Sitting around the campfire is a quintessential part of camping.
There’s reasons that people have been huddling around the fire since man first discovered it. It’s where stories are told, and where songs are sung, guitars are pulled out, hotdogs are roasted and marshmallows are toasted. The campfire is so much a part of camping that you might have difficulty imagining a trip without one.It’s the perfect spot to unwind after an adventurous day in the woods, and the best place to let lose over a drink and bond with fellow campers.
But what happens if your campsite prohibits open fire? Many parks are placing fire bans on their sites in an effort to prevent wildfires – particularly around Alberta in wake of the recent Fort MacMurray fires. This might be kind of a bummer if you’re a habitual campfire enjoyer – but don’t abandon your adventure just yet! Camping without a fire is definitely doable, and a fireless campout isn’t without it’s own charms. So if you find yourself heading camping during a fire ban, here are some tips to help you get by.
1. Bring a camping stove
While cooking over a campfire has a certain nostalgic feel to it, a small camping stove will do the trick just as nicely. Most campsites allow small fires fueled by liquid gas, so check the regulations of your site and see if you can bring a stove along. You can find a simple propane-fueled camping stove at your local outdoor equipment store. Campfire or not, you’ll be cooking up s’mores and frying up a tasty breakfast in no time. And they’ll probably be cooked more evenly than they would have been otherwise.
2. Pack bug repellent
With outdoor adventure, comes unusual insects. One great thing about a traditional campfire is that the smoke tends to chase away those pesky bugs. With no campfire at your service, make sure you bring along plenty of bug repellent. If you are extra wary of bugs, you can even pick up a mosquito repellent lantern to keep your campout zone bug-free.
3. Bring a headlamp
Reading while camping is awesome and the ideal way unwind at the end of the day. But if you’re someone who typically enjoys reading by the fire, you’ll need to find a new source of light for your hobby. An easy solution is to take along a headlamp so you can read away even as the daylight disappears. Actually, even if you’re not reading you should bring a headlamp. Always have a headlamp.
4. Get creative with activities
There are plenty of late night activities you can do without a fire, as the dark offers its own opportunity for fun. Kids enjoy playing around with flashlights or playing hide and seek, and even adults will be unnerved by ghost stories told without the glow of a campfire. As long as your group has a lantern and some extra warm blankets, you can play cards or board games well into the night.
5. Stock up on glow sticks
Glow sticks are inexpensive and kids love them. They’re not just entertaining; they actually provide a surprising amount of light and last through the night. Pick up a few packs before your trip and hang them from trees, tents or pile them on the ground for a makeshift campfire.
6. Count the stars

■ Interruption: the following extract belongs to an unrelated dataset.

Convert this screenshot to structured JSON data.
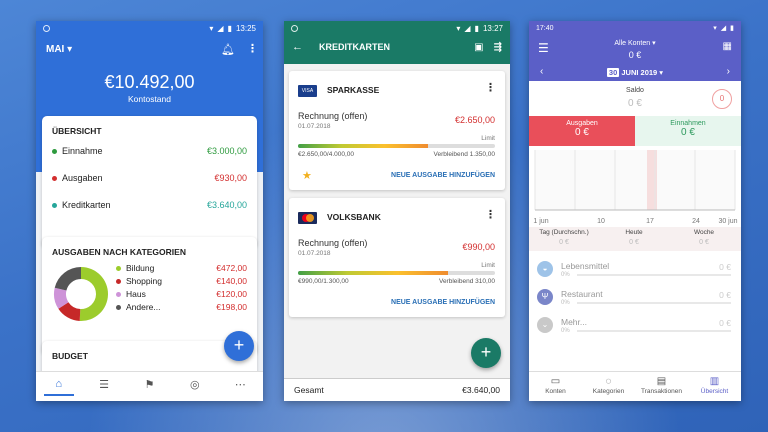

With no fire to look at, you may find your gaze lifting upwards. And there’s no better place to see the stars than out in the wilderness, away from city lights and distractions. Take advantage of the dark and the stillness by enjoying a unique stargazing opportunity. Search for shooting stars or constellations and revel in the calm and quietness of the outdoors.
7. Get in touch with nature
As darkness falls, you’ll find yourself pulled into the nature around you. Without a crackling fire, you’ll be more aware of your surroundings and you’ll hear more sounds of neighboring wildlife. Instead of watching the fire, cozy up outside with a blanket and watch the night settle in.
8. Give in to your circadian rhythm
Without a fire to provide you with light and warmth, you’ll find yourself turning into bed earlier than usual. Enjoy going to bed and waking up with the sun and take advantage of the opportunity to catch up on sleep. Rising with the sun also means being exposed to more hours of daylight and more Vitamin D. So make the most out of your new sleep schedule (just don’t forget the sunscreen!).